Types of Circadian Rhythm Sleep Disorder
Delayed and Advanced Sleep-Wake Phase Disorders:
Delayed sleep phase syndrome (DSPS): People’s sleep times are much later than usual. They have trouble sleeping early and waking up early. Common in teenagers and young adults.
Advanced sleep phase syndrome (ASPS): People sleep and wake up much earlier than they want to. More common in older adults.
Irregular Sleep-Wake Rhythm Disorder: Sleep times are unpredictable, not following a regular pattern. Common in people with neurological conditions like Parkinson’s or Alzheimer’s. Sleep is often short and scattered throughout the day.
Non-24-Hour Sleep-Wake Rhythm Disorder: The sleep cycle doesn’t fit into a 24-hour day, causing shifting sleep times. It is most common in totally blind people. Diagnosis requires symptoms for at least three months.
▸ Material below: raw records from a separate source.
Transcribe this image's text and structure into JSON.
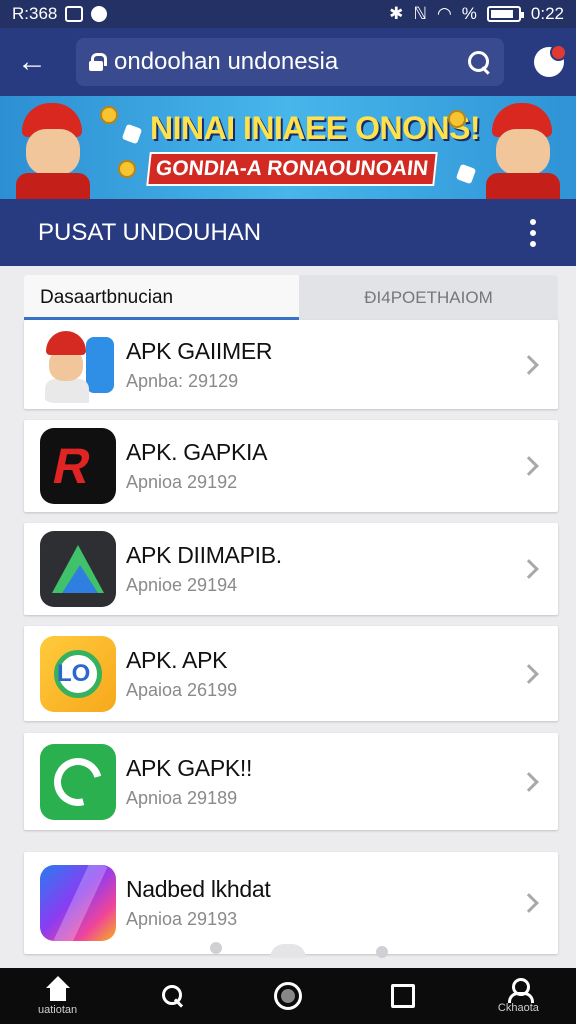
{
  "status_bar": {
    "carrier": "R:368",
    "time": "0:22",
    "signal_text": "%"
  },
  "header": {
    "search_text": "ondoohan undonesia"
  },
  "banner": {
    "title": "NINAI INIAEE ONONS!",
    "subtitle": "GONDIA-A RONAOUNOAIN"
  },
  "section": {
    "title": "PUSAT UNDOUHAN"
  },
  "tabs": [
    {
      "label": "Dasaartbnucian",
      "active": true
    },
    {
      "label": "ĐI4POETHAIOM",
      "active": false
    }
  ],
  "apps": [
    {
      "title": "APK GAIIMER",
      "subtitle": "Apnba: 29129",
      "icon": "game-character-icon"
    },
    {
      "title": "APK. GAPKIA",
      "subtitle": "Apnioa 29192",
      "icon": "red-r-icon"
    },
    {
      "title": "APK DIIMAPIB.",
      "subtitle": "Apnioe 29194",
      "icon": "triangle-icon"
    },
    {
      "title": "APK. APK",
      "subtitle": "Apaioa 26199",
      "icon": "lo-ring-icon"
    },
    {
      "title": "APK GAPK!!",
      "subtitle": "Apnioa 29189",
      "icon": "sync-icon"
    },
    {
      "title": "Nadbed lkhdat",
      "subtitle": "Apnioa 29193",
      "icon": "gradient-icon"
    }
  ],
  "bottom_nav": [
    {
      "label": "uatiotan",
      "icon": "home-icon"
    },
    {
      "label": "",
      "icon": "search-icon"
    },
    {
      "label": "",
      "icon": "circle-icon"
    },
    {
      "label": "",
      "icon": "square-icon"
    },
    {
      "label": "Ckhaota",
      "icon": "person-icon"
    }
  ],
  "colors": {
    "header_bg": "#283a80",
    "accent": "#3873c9",
    "badge": "#e23a32"
  }
}
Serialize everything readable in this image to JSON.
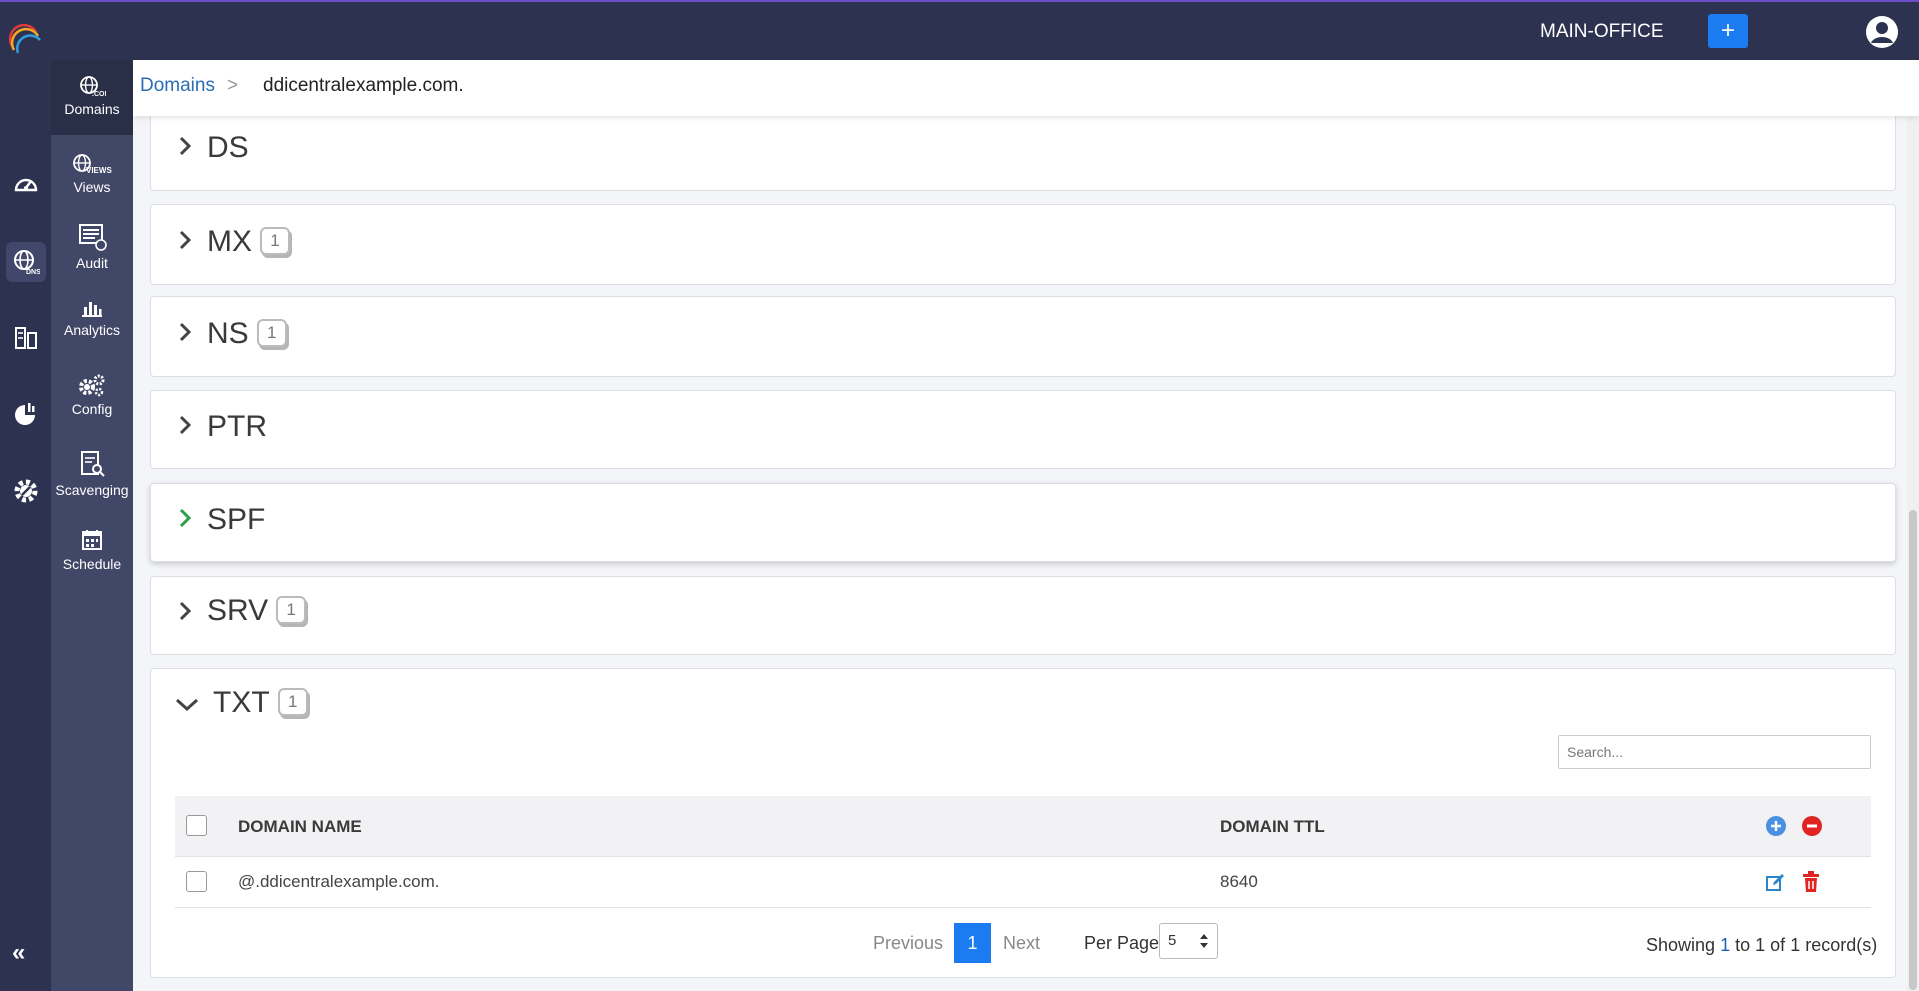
{
  "header": {
    "office": "MAIN-OFFICE",
    "add_label": "+"
  },
  "rail": {
    "items": [
      "dashboard-icon",
      "dns-icon",
      "ipam-icon",
      "reports-icon",
      "settings-icon"
    ],
    "collapse_label": "«"
  },
  "subnav": {
    "items": [
      {
        "label": "Domains",
        "icon": "domains-icon"
      },
      {
        "label": "Views",
        "icon": "views-icon"
      },
      {
        "label": "Audit",
        "icon": "audit-icon"
      },
      {
        "label": "Analytics",
        "icon": "analytics-icon"
      },
      {
        "label": "Config",
        "icon": "config-icon"
      },
      {
        "label": "Scavenging",
        "icon": "scavenging-icon"
      },
      {
        "label": "Schedule",
        "icon": "schedule-icon"
      }
    ]
  },
  "breadcrumb": {
    "root": "Domains",
    "separator": ">",
    "current": "ddicentralexample.com."
  },
  "sections": [
    {
      "title": "DS",
      "count": ""
    },
    {
      "title": "MX",
      "count": "1"
    },
    {
      "title": "NS",
      "count": "1"
    },
    {
      "title": "PTR",
      "count": ""
    },
    {
      "title": "SPF",
      "count": ""
    },
    {
      "title": "SRV",
      "count": "1"
    },
    {
      "title": "TXT",
      "count": "1"
    }
  ],
  "txt_table": {
    "search_placeholder": "Search...",
    "columns": [
      "DOMAIN NAME",
      "DOMAIN TTL"
    ],
    "rows": [
      {
        "domain_name": "@.ddicentralexample.com.",
        "domain_ttl": "8640"
      }
    ]
  },
  "pagination": {
    "previous": "Previous",
    "current_page": "1",
    "next": "Next",
    "per_page_label": "Per Page",
    "per_page_value": "5",
    "showing_prefix": "Showing",
    "from": "1",
    "to_word": "to",
    "to": "1",
    "of_word": "of",
    "total": "1",
    "suffix": "record(s)"
  },
  "colors": {
    "topbar": "#2d3250",
    "subnav": "#414767",
    "accent_blue": "#1a7cf0",
    "spf_chevron": "#2ea043",
    "delete_red": "#e02424"
  }
}
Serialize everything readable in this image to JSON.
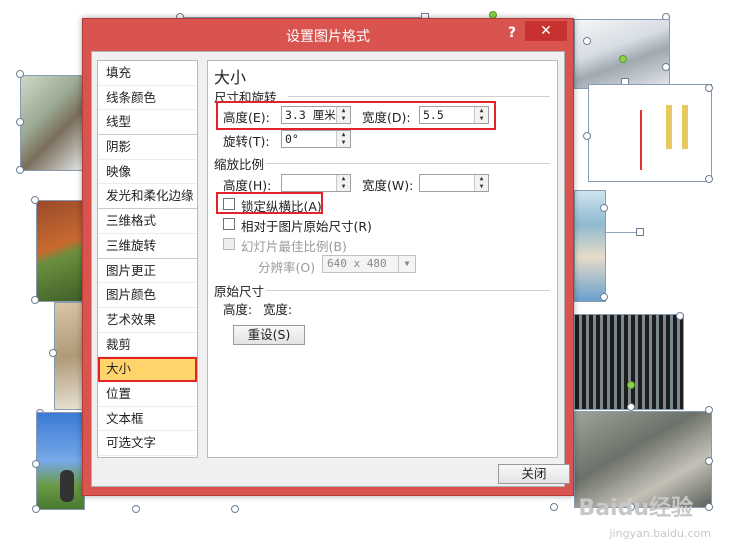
{
  "dialog": {
    "title": "设置图片格式",
    "help": "?",
    "close_x": "✕",
    "close_button": "关闭"
  },
  "nav": {
    "items": [
      {
        "label": "填充"
      },
      {
        "label": "线条颜色"
      },
      {
        "label": "线型"
      },
      {
        "label": "阴影"
      },
      {
        "label": "映像"
      },
      {
        "label": "发光和柔化边缘"
      },
      {
        "label": "三维格式"
      },
      {
        "label": "三维旋转"
      },
      {
        "label": "图片更正"
      },
      {
        "label": "图片颜色"
      },
      {
        "label": "艺术效果"
      },
      {
        "label": "裁剪"
      },
      {
        "label": "大小",
        "active": true
      },
      {
        "label": "位置"
      },
      {
        "label": "文本框"
      },
      {
        "label": "可选文字"
      }
    ]
  },
  "size_panel": {
    "heading": "大小",
    "size_rotate": {
      "group": "尺寸和旋转",
      "height_label": "高度(E):",
      "height_value": "3.3 厘米",
      "width_label": "宽度(D):",
      "width_value": "5.5",
      "rotate_label": "旋转(T):",
      "rotate_value": "0°"
    },
    "scale": {
      "group": "缩放比例",
      "height_label": "高度(H):",
      "height_value": "",
      "width_label": "宽度(W):",
      "width_value": "",
      "lock_aspect": "锁定纵横比(A)",
      "lock_aspect_checked": false,
      "relative_original": "相对于图片原始尺寸(R)",
      "relative_original_checked": false,
      "best_scale": "幻灯片最佳比例(B)",
      "resolution_label": "分辨率(O)",
      "resolution_value": "640 x 480"
    },
    "original": {
      "group": "原始尺寸",
      "height_label": "高度:",
      "width_label": "宽度:",
      "reset_button": "重设(S)"
    }
  },
  "watermark": {
    "main": "Baidu经验",
    "sub": "jingyan.baidu.com"
  }
}
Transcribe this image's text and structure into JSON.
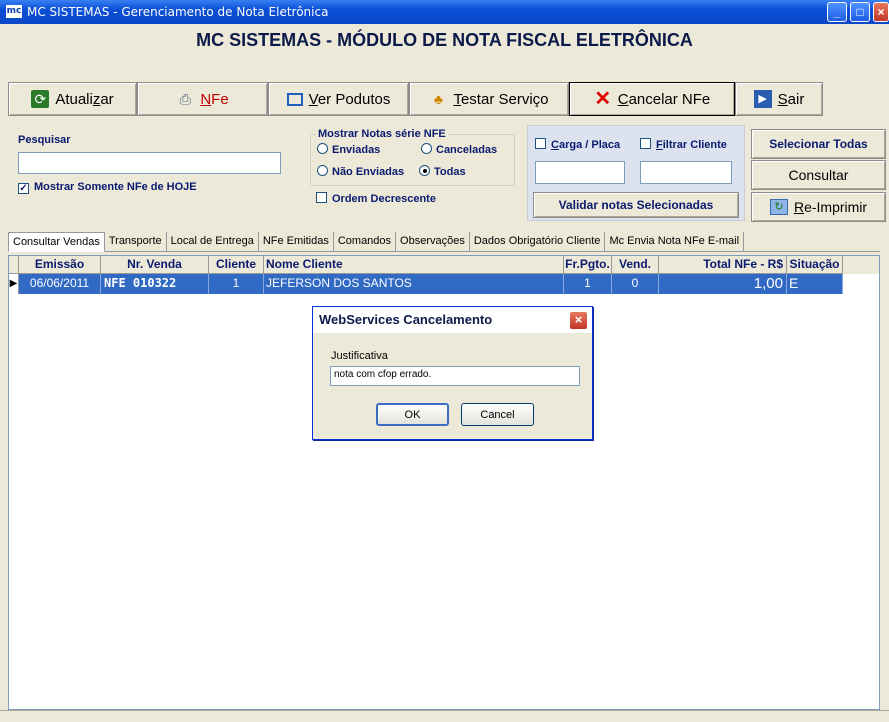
{
  "window": {
    "icon_text": "mc",
    "title": "MC SISTEMAS - Gerenciamento de Nota Eletrônica",
    "minimize": "_",
    "maximize": "□",
    "close": "×"
  },
  "app_title": "MC SISTEMAS - MÓDULO DE NOTA FISCAL ELETRÔNICA",
  "toolbar": {
    "atualizar": {
      "pre": "Atuali",
      "u": "z",
      "post": "ar"
    },
    "nfe": {
      "u": "N",
      "post": "Fe"
    },
    "ver_produtos": {
      "u": "V",
      "post": "er Podutos"
    },
    "testar_servico": {
      "u": "T",
      "post": "estar Serviço"
    },
    "cancelar_nfe": {
      "u": "C",
      "post": "ancelar NFe"
    },
    "sair": {
      "u": "S",
      "post": "air"
    }
  },
  "search": {
    "label": "Pesquisar",
    "value": "",
    "only_today_label": "Mostrar Somente NFe de HOJE",
    "only_today_checked": true
  },
  "filter_group": {
    "legend": "Mostrar Notas série NFE",
    "enviadas": "Enviadas",
    "canceladas": "Canceladas",
    "nao_enviadas": "Não Enviadas",
    "todas": "Todas",
    "selected": "Todas",
    "ordem_decrescente": "Ordem Decrescente"
  },
  "blue_panel": {
    "carga_placa": {
      "u": "C",
      "post": "arga / Placa"
    },
    "filtrar_cliente": {
      "u": "F",
      "post": "iltrar Cliente"
    },
    "carga_value": "",
    "cliente_value": "",
    "validar": "Validar notas Selecionadas"
  },
  "side_buttons": {
    "selecionar_todas": "Selecionar Todas",
    "consultar": "Consultar",
    "reimprimir": {
      "u": "R",
      "post": "e-Imprimir"
    }
  },
  "tabs": [
    "Consultar Vendas",
    "Transporte",
    "Local de Entrega",
    "NFe Emitidas",
    "Comandos",
    "Observações",
    "Dados Obrigatório Cliente",
    "Mc Envia Nota NFe E-mail"
  ],
  "grid": {
    "columns": [
      "Emissão",
      "Nr. Venda",
      "Cliente",
      "Nome Cliente",
      "Fr.Pgto.",
      "Vend.",
      "Total  NFe - R$",
      "Situação"
    ],
    "rows": [
      {
        "emissao": "06/06/2011",
        "nr_venda": "NFE  010322",
        "cliente": "1",
        "nome": "JEFERSON DOS SANTOS",
        "fr_pgto": "1",
        "vend": "0",
        "total": "1,00",
        "situacao": "E"
      }
    ]
  },
  "dialog": {
    "title": "WebServices Cancelamento",
    "label": "Justificativa",
    "value": "nota com cfop errado.",
    "ok": "OK",
    "cancel": "Cancel"
  },
  "colors": {
    "title_blue": "#0a4fd6",
    "selection": "#316ac5",
    "window_bg": "#ece9d8"
  }
}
Shift Work Disorder: Affects people working at night or on rotating shifts. Symptoms include trouble sleeping and feeling very sleepy during the day. It can lead to health issues and accidents.
Jet Lag: This happens after flying across time zones. Symptoms include disturbed sleep and daytime tiredness. Eastward flights usually cause worse jet lag.
Doctors diagnose CRSD by looking at a person’s past health and sleep. They do a physical exam and get other test results. Here’s how doctors diagnose CRSD:1. Medical History and
Physical Exam: Doctors ask about sleep problems. They also ask about daily routines and health habits like smoking or drinking. They also check whether shift work or other behaviors affect sleep. Keeping a sleep diary is very helpful in tracking when and how well the person sleeps.
In addition to asking about sleep patterns, the doctor will look for other signs of health problems that might cause sleep trouble.
Symptom Analysis: Common signs of CRSD include struggling to fall asleep and stay asleep. You also feel sleepy during the day and have trouble waking up. You might feel unhappy and have trouble at work or school.
Diagnostic Tests: These may include:
Actigraphy: Wearing a sensor for a few days to observe sleep patterns.
Sleep Studies: These monitor how well the person sleeps. We test body temperature and melatonin. This helps us see the body’s natural sleep and wake times.
Body Temperature and Melatonin Tests: These help determine the sleep disorder by looking at natural sleep and wake times.
Melatonin for Sleep: Melatonin, a natural hormone, can aid sleep. You can get it over the counter or through a prescription. Remember to talk to your doctor first.
Sleep Medications: For chronic sleep issues, doctors might suggest benzodiazepines like flurazepam, temazepam, or triazolam. There are also nonbenzodiazepines. They are less of a problem when you stop them. But they can cause confusion or unsteadiness.
Sleep Routine Tips: Improving your sleep routine helps with circadian rhythm disorders. Sleep regularly, avoid naps, and do calming activities before bed. Ensure your sleeping environment is comfortable, dark at night, and quiet.
Light Therapy at Home: A light box or indoor lights in the morning or evening can adjust your sleep cycle. Light therapy has been found helpful for some people.
Making changes in your daily habits can help treat Circadian Rhythm Sleep Disorders. Try to go to bed and get up simultaneously every day, even on weekends and holidays. It’s also a good idea not to nap during the day. Daily exercise is good, but avoid working out too hard before bedtime. Cut down on caffeine in the evening and pick a relaxing activity like reading before bed. Lastly, keep your sleeping space dark at night to signal to your body that it’s time to rest.
In short, handling Circadian Rhythm Sleep Disorders well is vital to good sleep and health. Your genes, age, job, and habits can affect these disorders. Doctors look at a person’s health history and symptoms to find out if they have this disorder. They might also do some tests. Treatments include natural options like melatonin, medicines, and changes in daily habits. These help match our body’s clock with everyday life, leading to better sleep and health.